Planet's future at stake - Ban

2011-12-06 16:19

Durban - UN Secretary General Ban Ki-moon on Tuesday urged deadlocked climate talks in Durban to work urgently for solutions, saying the future of the planet was at stake.

"It would be difficult to overstate the gravity of this moment," Ban said at the start of a four-day meeting of the world's environment ministers.

"Without exaggeration, we can say: the future of our planet is at stake - people's lives, the health of the global economy, the very survival of some nations."

The 12-day talks under the UN Framework Convention on Climate Change (UNFCCC) have been hamstrung by a row over the future of the Kyoto Protocol, the world's only legally-binding treaty for curbing greenhouses gases blamed for climate change.

"I urge you to carefully consider a second commitment period under the Kyoto Protocol," Ban said.

Pointing to economic problems and "abiding political differences" about how to tackle climate change, the UN chief said everyone had to be "realistic" about the chances of a breakthrough in Durban.

"It may be true, as many say: the ultimate goal of a comprehensive and binding climate-change agreement may be beyond our reach, for now," Ban said.

"Yet let me emphasise: None of these uncertainties should prevent us from making real progress here in Durban."

  • Robin - 2011-12-06 16:38

    Our planet is going to keep on turning with or without Ban,his cronies, Greenpeace, Sierra and all the rest of the rent-a-crowd.
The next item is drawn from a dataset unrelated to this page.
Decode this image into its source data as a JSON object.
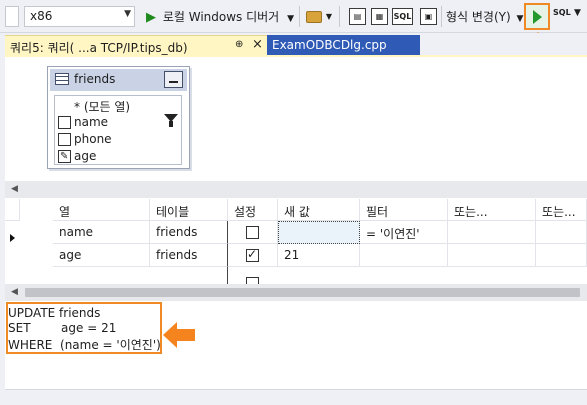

No amount of cash in their coffers will attenuate, alleviate, stop or turn around the natural processes of nature!

  • Nicholas - 2011-12-06 16:43

    We are visitors on this planet and should be looking after it regardless. We must learn to live with the changes that are foisted upon us by nature. Whatever happens in Durban and however many billions end up in peoples pockets in the name of "greening" is not going to make any difference to this cycle we are experiencing.

  • henkjzeeman - 2011-12-06 17:54

    ...nature has more natural integrity than any of the people talking about it in Durban. Thank God for that.

  • pages:
  • 1